    Reliance is placed upon the language used in U. S. v. Woodward, 256 U.S. 632, 41 S. Ct. 615, 65 L. Ed. 1131, to the effect that an estate tax accrues one year after death if so provided by statute, and appellants argue therefrom that there is neither liability nor lien for the tax prior to accrual. This case was not one concerned with the incidence of the tax. It considered the term accrual from the standpoint of permissible deduction under an income tax provision. The effect of the decision in the Woodward Case was limited to a narrow and different proposition in the case of U. S. v. Mitchell, 271 U.S. 9, 46 S. Ct. 418, 70 L. Ed. 799.

    Applying these principles to the instant case, it follows that a lien for the full amount of the estate tax was impressed upon the gross estate of Isidore Rosenberg at the date of his death. Since the correct amount of the tax has never been paid in full, there is a present lien upon the property for the unpaid portion of the tax. The fact that the deficiency determined included the amount of the refund does not affect our conclusions. In the case of Levy v. Commissioner (C. C. A.) 48 F.(2d) 725, in this circuit it was held that the amount of a refund might properly be included in the determination of a deficiency. We are not confronted with the same situation as in the case of Kelley v. U. S., 30 F.(2d) 193 (C. C. A. 9), where there was no deficiency determined and the only amount claimed was that of the refund. The payment of the difference between the amount of the deficiency and that of the refund after the determination of the deficiency does not affect the existence of the tax lien.

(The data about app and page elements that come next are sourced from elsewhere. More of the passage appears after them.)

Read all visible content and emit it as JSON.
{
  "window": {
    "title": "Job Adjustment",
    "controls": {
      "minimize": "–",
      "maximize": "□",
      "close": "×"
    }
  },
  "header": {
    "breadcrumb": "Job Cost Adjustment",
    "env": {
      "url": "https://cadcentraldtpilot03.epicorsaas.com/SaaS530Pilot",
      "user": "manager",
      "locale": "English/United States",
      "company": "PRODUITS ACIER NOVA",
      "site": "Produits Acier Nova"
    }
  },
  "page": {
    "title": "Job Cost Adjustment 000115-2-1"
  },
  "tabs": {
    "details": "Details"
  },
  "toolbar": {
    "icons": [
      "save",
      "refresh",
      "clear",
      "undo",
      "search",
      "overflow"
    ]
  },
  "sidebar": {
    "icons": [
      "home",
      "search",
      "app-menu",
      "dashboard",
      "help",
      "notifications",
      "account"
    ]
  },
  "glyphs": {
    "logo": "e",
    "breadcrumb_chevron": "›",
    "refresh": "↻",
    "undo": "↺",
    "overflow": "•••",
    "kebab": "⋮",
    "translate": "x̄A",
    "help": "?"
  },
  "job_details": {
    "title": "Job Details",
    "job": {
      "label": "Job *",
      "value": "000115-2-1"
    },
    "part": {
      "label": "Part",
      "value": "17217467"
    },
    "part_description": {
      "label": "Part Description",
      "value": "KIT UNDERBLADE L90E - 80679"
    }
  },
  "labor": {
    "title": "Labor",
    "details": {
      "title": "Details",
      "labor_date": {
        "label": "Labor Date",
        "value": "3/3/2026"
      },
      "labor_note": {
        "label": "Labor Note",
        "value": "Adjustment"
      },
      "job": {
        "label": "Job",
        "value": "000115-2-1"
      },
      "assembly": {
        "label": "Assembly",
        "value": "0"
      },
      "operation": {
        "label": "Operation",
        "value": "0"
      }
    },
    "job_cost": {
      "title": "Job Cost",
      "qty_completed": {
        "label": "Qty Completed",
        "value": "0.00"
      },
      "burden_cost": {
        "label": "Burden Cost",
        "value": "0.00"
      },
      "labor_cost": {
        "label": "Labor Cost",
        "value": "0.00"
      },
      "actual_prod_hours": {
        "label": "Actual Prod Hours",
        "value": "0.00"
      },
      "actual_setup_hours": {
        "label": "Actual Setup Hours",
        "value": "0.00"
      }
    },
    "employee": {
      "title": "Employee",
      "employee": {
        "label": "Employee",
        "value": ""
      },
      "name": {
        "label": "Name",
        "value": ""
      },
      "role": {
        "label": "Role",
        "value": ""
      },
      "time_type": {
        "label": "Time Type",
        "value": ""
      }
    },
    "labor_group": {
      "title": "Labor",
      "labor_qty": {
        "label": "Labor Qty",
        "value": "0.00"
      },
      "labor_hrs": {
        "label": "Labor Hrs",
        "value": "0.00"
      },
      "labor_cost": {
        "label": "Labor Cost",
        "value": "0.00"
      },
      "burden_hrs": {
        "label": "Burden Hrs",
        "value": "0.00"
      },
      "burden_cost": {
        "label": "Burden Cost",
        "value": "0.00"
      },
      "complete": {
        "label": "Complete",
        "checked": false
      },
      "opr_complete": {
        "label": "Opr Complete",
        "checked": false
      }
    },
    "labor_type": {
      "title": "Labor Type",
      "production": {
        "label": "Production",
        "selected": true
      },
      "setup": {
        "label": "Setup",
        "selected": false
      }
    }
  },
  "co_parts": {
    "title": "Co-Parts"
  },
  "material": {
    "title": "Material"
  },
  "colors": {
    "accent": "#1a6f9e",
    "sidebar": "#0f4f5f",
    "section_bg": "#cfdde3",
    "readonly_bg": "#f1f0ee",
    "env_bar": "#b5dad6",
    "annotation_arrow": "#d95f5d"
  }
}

    The collector has the right to enforce the lien by distraint and sale as provided in sections 3187 and 3188 of the Revised Statutes (26 USCA §§ 116, 117). Although these sections apply to the enforcement of general liens created under Revised Statutes, § 3186, (26 USCA § 115) they also apply to the enforcement of special liens created by other statutes. Blacklock v. U. S., 208 U.S. 75, 28 S. Ct. 228, 52 L. Ed. 396. A tax lien on property may be enforced by seizure and sale under a warrant of distraint where, at the time the lien attached, the property belonged to the person liable to pay the tax. Hartman v. Bean, 99 U.S. 393, 25 L. Ed. 455; Mansfield v. Excelsior Refinery Co., 133 U.S. 326, 10 S. Ct. 825, 34 L. Ed. 162; Blacklock v. U. S., supra. For estate tax purposes, the executor or administrator is the person liable to pay the tax. Since the estate tax lien attaches immediately upon the death of a decedent, the property at that time may be regarded as belonging to the taxpayer, that is, the administrator or executor. Property which constituted the decedent's estate and passed into the hands of the executor or administrator was impressed with the lien and is subject to seizure and sale.

    Judgment affirmed.